Knowledge collected by web browsers, apps, smartphones and other devices can be enormously valuable to comrades because they can provide insight about, for example, an individual’s swallowing habits and movements. Data can power artificial intelligence or be used to prove targeted advertisements. Vestager is concerned that a small group of flocks could corner the market and abuse their power.
She started confronting the maladjusted with an informal probe launched last year into whether online seeking giant Amazon is using data to gain an edge on third person merchants, who are both its customers and rivals. She hopes to decide within six months whether to responsive a formal investigation.
Many people still aren’t sure how to functional control of their personal information. New European privacy rules make knew last year were a start, obliging companies to be more recognizable with customers about what they do with people’s text. But consumers are often still overwhelmed by detailed consent forms for third-party misplacing on each new site they visit or the fine print of an app’s service schedules.
Vestager, a member of a small left -ing political party who take its in free markets, said the private sector can play a role in judgement solutions.
Urges private sector to help enforce privacy
“I deem you need products that will help you exercise your righteouses. Independent digital assistants that will make sure that your secretiveness settings are maintained no matter where you go. That kind of stuff,” she signified.
Vestager, whose party was founded by her great-grandfather, was Denmark’s deputy prime charg daffaires and economy minister before taking up her post in Brussels in late 2014. She reportedly saves a sculpture of a hand with an extended middle finger in her office, a pourboire from a Danish trade union angered by her welfare cuts. She’s translated to be one of the inspirations for the lead character in the Danish TV show “Borgen,” about an zealous minor politician trying to become the country’s first female prime wait on.

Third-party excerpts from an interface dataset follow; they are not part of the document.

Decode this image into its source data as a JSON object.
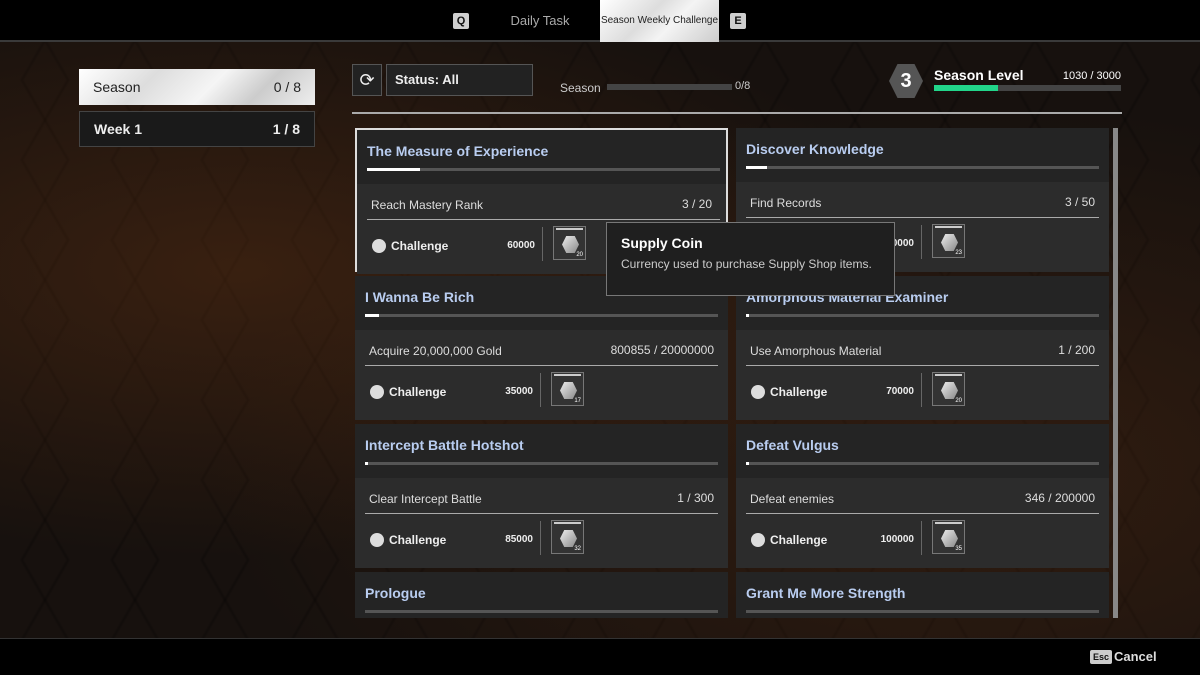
{
  "tabs": {
    "prev_key": "Q",
    "next_key": "E",
    "items": [
      {
        "label": "Daily Task",
        "active": false
      },
      {
        "label": "Season Weekly Challenge",
        "active": true
      }
    ]
  },
  "sidebar": {
    "items": [
      {
        "label": "Season",
        "value": "0 / 8",
        "active": true
      },
      {
        "label": "Week 1",
        "value": "1 / 8",
        "active": false
      }
    ]
  },
  "filter": {
    "refresh_icon": "refresh-icon",
    "status": "Status: All"
  },
  "season_progress": {
    "label": "Season",
    "value": "0/8",
    "fraction": 0
  },
  "season_level": {
    "level": "3",
    "label": "Season Level",
    "value": "1030 / 3000",
    "fraction": 0.343,
    "bar_color": "#22d58a"
  },
  "cards": [
    {
      "title": "The Measure of Experience",
      "progress": 0.15,
      "objective": "Reach Mastery Rank",
      "value": "3 / 20",
      "challenge": "Challenge",
      "points": "60000",
      "reward_count": "20",
      "selected": true
    },
    {
      "title": "Discover Knowledge",
      "progress": 0.06,
      "objective": "Find Records",
      "value": "3 / 50",
      "challenge": "Challenge",
      "points": "70000",
      "reward_count": "23",
      "selected": false
    },
    {
      "title": "I Wanna Be Rich",
      "progress": 0.04,
      "objective": "Acquire 20,000,000 Gold",
      "value": "800855 / 20000000",
      "challenge": "Challenge",
      "points": "35000",
      "reward_count": "17",
      "selected": false
    },
    {
      "title": "Amorphous Material Examiner",
      "progress": 0.005,
      "objective": "Use Amorphous Material",
      "value": "1 / 200",
      "challenge": "Challenge",
      "points": "70000",
      "reward_count": "20",
      "selected": false
    },
    {
      "title": "Intercept Battle Hotshot",
      "progress": 0.005,
      "objective": "Clear Intercept Battle",
      "value": "1 / 300",
      "challenge": "Challenge",
      "points": "85000",
      "reward_count": "32",
      "selected": false
    },
    {
      "title": "Defeat Vulgus",
      "progress": 0.002,
      "objective": "Defeat enemies",
      "value": "346 / 200000",
      "challenge": "Challenge",
      "points": "100000",
      "reward_count": "35",
      "selected": false
    },
    {
      "title": "Prologue",
      "progress": 0,
      "objective": "",
      "value": "",
      "challenge": "",
      "points": "",
      "reward_count": "",
      "selected": false
    },
    {
      "title": "Grant Me More Strength",
      "progress": 0,
      "objective": "",
      "value": "",
      "challenge": "",
      "points": "",
      "reward_count": "",
      "selected": false
    }
  ],
  "tooltip": {
    "title": "Supply Coin",
    "description": "Currency used to purchase Supply Shop items."
  },
  "footer": {
    "esc_key": "Esc",
    "cancel": "Cancel"
  }
}
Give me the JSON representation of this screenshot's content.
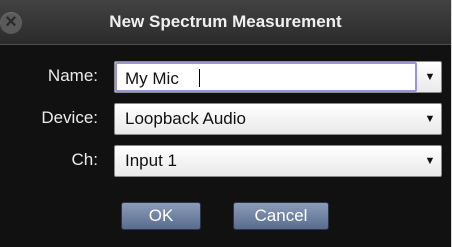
{
  "dialog": {
    "title": "New Spectrum Measurement"
  },
  "form": {
    "name_label": "Name:",
    "name_value": "My Mic",
    "device_label": "Device:",
    "device_value": "Loopback Audio",
    "channel_label": "Ch:",
    "channel_value": "Input 1"
  },
  "buttons": {
    "ok_label": "OK",
    "cancel_label": "Cancel"
  },
  "icons": {
    "close": "close-icon",
    "dropdown": "chevron-down-icon"
  }
}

Although Vestager’s term runs out in October, she’s hoping for a second economize, an unlikely prospect because her party is out of power in Denmark and its prospects look speculative in upcoming elections. The EU’s executive commissioners are nominated by their country’s controls.
“Sometimes things are unlikely but not impossible,” Vestager said. “I’m in the middle of something and we’re not done yet,” she augmented, referring to the new era of digital regulation.
Took on Starbucks, McDonald’s, Nike
Vestager studies off criticism that she’s stifling innovation by targeting U.S. companies to help prop up European decides. She has also taken on Starbucks, McDonald’s and this month opened an inquest into Nike’s tax arrangements. But other targets have included Italian automaker Fiat and Russian gas colossus Gazprom.
“When you look at our cases you’d see that what they hold in common is not nationality. It’s the fact that they’re multinationals,” she said.
Her aim, she says, is to room competition fair.
“That was the idea before the world became digital,” Vestager predicted. “And it becomes an even more important idea when the world becomes digital because whosises are so fast moving.”